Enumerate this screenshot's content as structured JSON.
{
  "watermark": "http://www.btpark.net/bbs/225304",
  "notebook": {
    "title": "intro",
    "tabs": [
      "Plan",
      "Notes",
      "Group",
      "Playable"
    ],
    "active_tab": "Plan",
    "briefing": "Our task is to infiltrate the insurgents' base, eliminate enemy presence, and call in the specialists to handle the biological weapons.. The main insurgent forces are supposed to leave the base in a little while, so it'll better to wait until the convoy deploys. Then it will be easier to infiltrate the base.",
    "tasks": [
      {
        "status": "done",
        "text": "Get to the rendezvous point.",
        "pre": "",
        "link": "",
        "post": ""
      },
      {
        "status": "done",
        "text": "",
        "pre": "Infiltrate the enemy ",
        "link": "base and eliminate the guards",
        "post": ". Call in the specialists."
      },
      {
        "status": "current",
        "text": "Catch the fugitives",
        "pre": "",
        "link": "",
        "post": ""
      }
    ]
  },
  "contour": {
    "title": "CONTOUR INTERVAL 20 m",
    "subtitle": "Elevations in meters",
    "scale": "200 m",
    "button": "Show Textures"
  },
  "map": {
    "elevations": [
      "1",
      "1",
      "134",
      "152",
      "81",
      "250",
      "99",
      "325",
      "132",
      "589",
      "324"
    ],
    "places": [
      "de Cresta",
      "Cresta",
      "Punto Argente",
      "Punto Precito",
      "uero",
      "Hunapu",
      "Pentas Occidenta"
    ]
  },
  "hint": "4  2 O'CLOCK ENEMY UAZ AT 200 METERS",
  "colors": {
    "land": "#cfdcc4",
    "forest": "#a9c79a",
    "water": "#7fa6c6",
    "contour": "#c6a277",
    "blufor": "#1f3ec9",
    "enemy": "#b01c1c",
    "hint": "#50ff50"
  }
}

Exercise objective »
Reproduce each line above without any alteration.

Output »
Enumerate this screenshot's content as structured JSON.
{
  "watermark": "http://www.btpark.net/bbs/225304",
  "notebook": {
    "title": "intro",
    "tabs": [
      "Plan",
      "Notes",
      "Group",
      "Playable"
    ],
    "active_tab": "Plan",
    "briefing": "Our task is to infiltrate the insurgents' base, eliminate enemy presence, and call in the specialists to handle the biological weapons.. The main insurgent forces are supposed to leave the base in a little while, so it'll better to wait until the convoy deploys. Then it will be easier to infiltrate the base.",
    "tasks": [
      {
        "status": "done",
        "text": "Get to the rendezvous point.",
        "pre": "",
        "link": "",
        "post": ""
      },
      {
        "status": "done",
        "text": "",
        "pre": "Infiltrate the enemy ",
        "link": "base and eliminate the guards",
        "post": ". Call in the specialists."
      },
      {
        "status": "current",
        "text": "Catch the fugitives",
        "pre": "",
        "link": "",
        "post": ""
      }
    ]
  },
  "contour": {
    "title": "CONTOUR INTERVAL 20 m",
    "subtitle": "Elevations in meters",
    "scale": "200 m",
    "button": "Show Textures"
  },
  "map": {
    "elevations": [
      "1",
      "1",
      "134",
      "152",
      "81",
      "250",
      "99",
      "325",
      "132",
      "589",
      "324"
    ],
    "places": [
      "de Cresta",
      "Cresta",
      "Punto Argente",
      "Punto Precito",
      "uero",
      "Hunapu",
      "Pentas Occidenta"
    ]
  },
  "hint": "4  2 O'CLOCK ENEMY UAZ AT 200 METERS",
  "colors": {
    "land": "#cfdcc4",
    "forest": "#a9c79a",
    "water": "#7fa6c6",
    "contour": "#c6a277",
    "blufor": "#1f3ec9",
    "enemy": "#b01c1c",
    "hint": "#50ff50"
  }
}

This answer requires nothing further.